───── Information shown ─────

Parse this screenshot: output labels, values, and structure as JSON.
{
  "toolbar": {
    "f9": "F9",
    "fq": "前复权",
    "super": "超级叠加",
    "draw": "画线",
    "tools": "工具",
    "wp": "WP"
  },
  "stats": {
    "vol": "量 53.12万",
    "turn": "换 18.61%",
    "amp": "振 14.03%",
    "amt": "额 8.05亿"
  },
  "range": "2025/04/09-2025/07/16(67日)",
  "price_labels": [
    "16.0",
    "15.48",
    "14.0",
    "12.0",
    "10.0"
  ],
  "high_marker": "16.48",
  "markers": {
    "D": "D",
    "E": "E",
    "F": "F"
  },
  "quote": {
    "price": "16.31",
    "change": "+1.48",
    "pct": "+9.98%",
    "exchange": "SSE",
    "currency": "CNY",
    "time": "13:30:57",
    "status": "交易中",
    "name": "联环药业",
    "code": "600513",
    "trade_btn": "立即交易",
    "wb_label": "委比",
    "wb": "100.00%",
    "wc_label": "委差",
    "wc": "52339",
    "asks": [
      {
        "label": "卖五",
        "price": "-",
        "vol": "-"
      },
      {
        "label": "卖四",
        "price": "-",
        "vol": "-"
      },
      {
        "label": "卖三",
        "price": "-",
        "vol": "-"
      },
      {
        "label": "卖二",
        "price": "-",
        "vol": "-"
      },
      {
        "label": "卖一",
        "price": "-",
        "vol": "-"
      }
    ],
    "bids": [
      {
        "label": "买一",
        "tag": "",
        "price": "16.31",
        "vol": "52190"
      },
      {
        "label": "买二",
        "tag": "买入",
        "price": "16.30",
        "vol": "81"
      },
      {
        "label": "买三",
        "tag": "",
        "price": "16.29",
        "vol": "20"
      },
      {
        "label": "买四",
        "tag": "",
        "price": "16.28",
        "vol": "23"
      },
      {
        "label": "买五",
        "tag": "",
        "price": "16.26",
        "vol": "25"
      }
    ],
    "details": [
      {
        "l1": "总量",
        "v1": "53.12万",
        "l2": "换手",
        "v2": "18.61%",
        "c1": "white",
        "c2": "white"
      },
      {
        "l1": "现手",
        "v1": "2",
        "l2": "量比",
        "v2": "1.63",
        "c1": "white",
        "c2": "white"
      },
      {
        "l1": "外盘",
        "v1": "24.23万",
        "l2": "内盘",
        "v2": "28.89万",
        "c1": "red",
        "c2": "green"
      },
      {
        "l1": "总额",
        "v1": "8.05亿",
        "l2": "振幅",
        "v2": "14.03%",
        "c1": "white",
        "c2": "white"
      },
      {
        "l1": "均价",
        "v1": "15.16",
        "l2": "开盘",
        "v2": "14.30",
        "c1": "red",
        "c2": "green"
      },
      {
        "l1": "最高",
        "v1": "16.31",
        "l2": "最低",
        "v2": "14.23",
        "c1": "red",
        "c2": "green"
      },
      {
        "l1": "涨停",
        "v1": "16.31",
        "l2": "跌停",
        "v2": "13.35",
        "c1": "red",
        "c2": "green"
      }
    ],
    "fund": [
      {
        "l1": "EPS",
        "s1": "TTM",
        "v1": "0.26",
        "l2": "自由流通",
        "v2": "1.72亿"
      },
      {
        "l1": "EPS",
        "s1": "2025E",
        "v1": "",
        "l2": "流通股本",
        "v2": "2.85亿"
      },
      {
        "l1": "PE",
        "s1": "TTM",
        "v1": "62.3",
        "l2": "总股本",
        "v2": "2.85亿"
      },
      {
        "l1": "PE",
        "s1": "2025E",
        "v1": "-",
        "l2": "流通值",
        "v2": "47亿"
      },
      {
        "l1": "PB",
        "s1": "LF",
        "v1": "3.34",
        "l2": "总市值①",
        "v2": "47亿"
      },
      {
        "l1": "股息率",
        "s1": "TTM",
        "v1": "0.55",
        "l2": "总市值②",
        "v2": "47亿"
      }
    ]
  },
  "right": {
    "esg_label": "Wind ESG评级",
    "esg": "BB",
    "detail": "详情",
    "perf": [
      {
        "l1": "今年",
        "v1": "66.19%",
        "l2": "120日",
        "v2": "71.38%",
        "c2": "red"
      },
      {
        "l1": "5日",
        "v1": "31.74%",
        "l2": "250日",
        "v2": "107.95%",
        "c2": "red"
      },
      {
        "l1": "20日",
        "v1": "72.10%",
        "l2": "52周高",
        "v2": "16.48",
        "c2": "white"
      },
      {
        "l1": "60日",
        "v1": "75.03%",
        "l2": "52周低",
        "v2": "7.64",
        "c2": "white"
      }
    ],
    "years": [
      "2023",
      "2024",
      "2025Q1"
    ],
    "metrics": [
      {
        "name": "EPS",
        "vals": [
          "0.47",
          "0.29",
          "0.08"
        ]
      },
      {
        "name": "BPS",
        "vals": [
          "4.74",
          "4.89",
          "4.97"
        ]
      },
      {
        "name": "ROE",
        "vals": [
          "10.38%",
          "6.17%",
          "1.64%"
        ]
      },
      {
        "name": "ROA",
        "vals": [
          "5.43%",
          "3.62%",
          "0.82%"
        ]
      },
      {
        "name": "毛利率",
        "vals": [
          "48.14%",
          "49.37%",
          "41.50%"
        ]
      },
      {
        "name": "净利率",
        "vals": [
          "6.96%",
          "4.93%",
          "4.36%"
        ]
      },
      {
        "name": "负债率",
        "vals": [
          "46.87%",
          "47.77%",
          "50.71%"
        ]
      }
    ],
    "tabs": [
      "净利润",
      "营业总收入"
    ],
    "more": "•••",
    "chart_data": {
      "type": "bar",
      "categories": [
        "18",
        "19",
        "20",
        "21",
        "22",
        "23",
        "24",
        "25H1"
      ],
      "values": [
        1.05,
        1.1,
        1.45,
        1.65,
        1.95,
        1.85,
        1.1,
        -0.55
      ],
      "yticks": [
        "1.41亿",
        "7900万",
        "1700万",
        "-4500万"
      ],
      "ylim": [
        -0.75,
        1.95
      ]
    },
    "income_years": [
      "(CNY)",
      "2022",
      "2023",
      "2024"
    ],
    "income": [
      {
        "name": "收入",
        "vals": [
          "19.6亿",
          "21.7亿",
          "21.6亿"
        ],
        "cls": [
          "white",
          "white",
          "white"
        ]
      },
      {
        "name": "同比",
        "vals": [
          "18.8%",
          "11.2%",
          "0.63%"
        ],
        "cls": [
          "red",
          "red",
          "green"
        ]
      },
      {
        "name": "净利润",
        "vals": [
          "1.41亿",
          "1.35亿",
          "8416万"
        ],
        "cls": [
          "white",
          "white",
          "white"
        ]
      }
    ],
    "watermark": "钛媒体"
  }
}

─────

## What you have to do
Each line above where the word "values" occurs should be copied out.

## Exercise answer
Parse this screenshot: output labels, values, and structure as JSON.
      "values": [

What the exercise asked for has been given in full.